My husband Jim and I met and married ‘up at the lake’ as we call our summer place in the Quebec Laurentians. Jim’s parents met and married at the lake too. Our grandparents were part of a group of friends, all english Montrealers, who bought property at the lake in the early 1920s and built houses that still stand today. But the lake romances didn’t end with our families - my next door neighbour at the cottage married Jim’s next door neighbour too. We joke about something in the water that makes us love-struck, but the truth is that we grew up in the days when we spent summer holidays as teenagers at the lake. Summer romances sometimes blossom into something more, especially when courting in the canoe under the stars. Jim and I had our 35th wedding anniversary this year.
I am writing this post at the lake - I wanted to write today about disability, but somehow I cannot bring myself to nudge my heart and soul out of the peacefulness that is here at a cottage full of memories and love. The essence of this place is that memories of love and family are intermingled with being in the natural world. We drink our lake water - the air is scented with pine.

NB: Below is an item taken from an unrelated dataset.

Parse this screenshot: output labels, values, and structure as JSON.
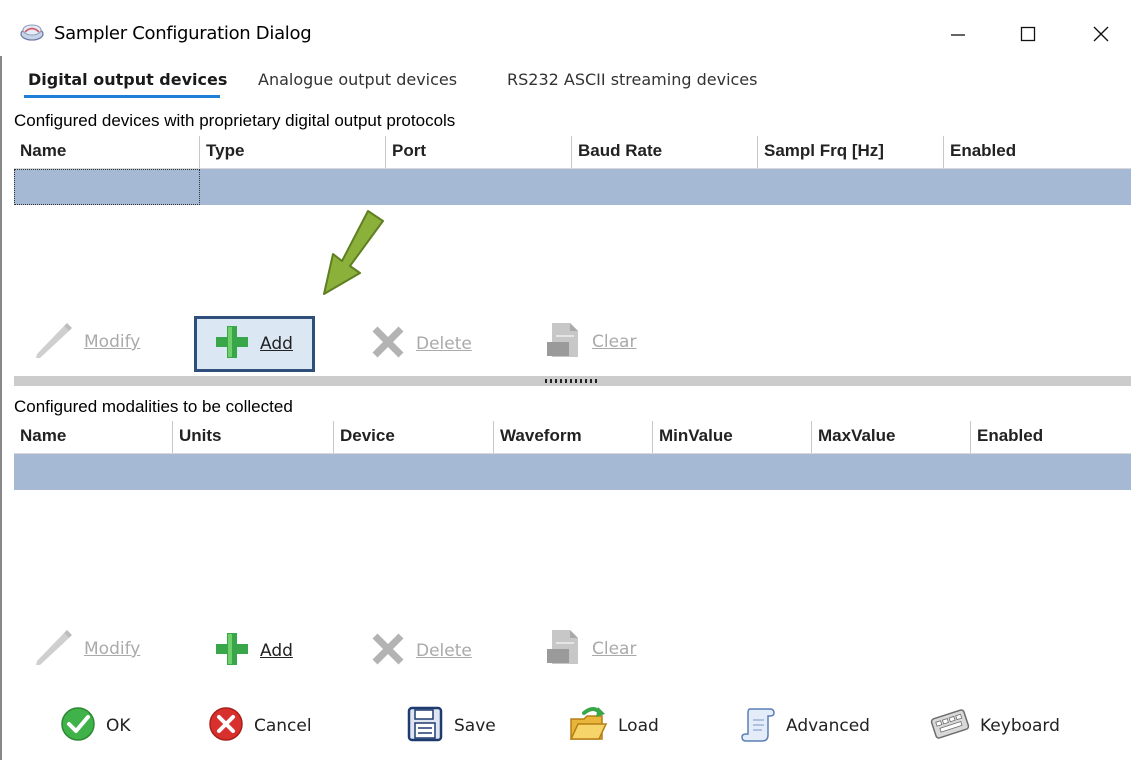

Caregivers often wonder how to ease the stress and worries of caring for someone vulnerable. People who give care need to cared for too and my experience is that finding a place where memory, love and nature converge is very, very comforting.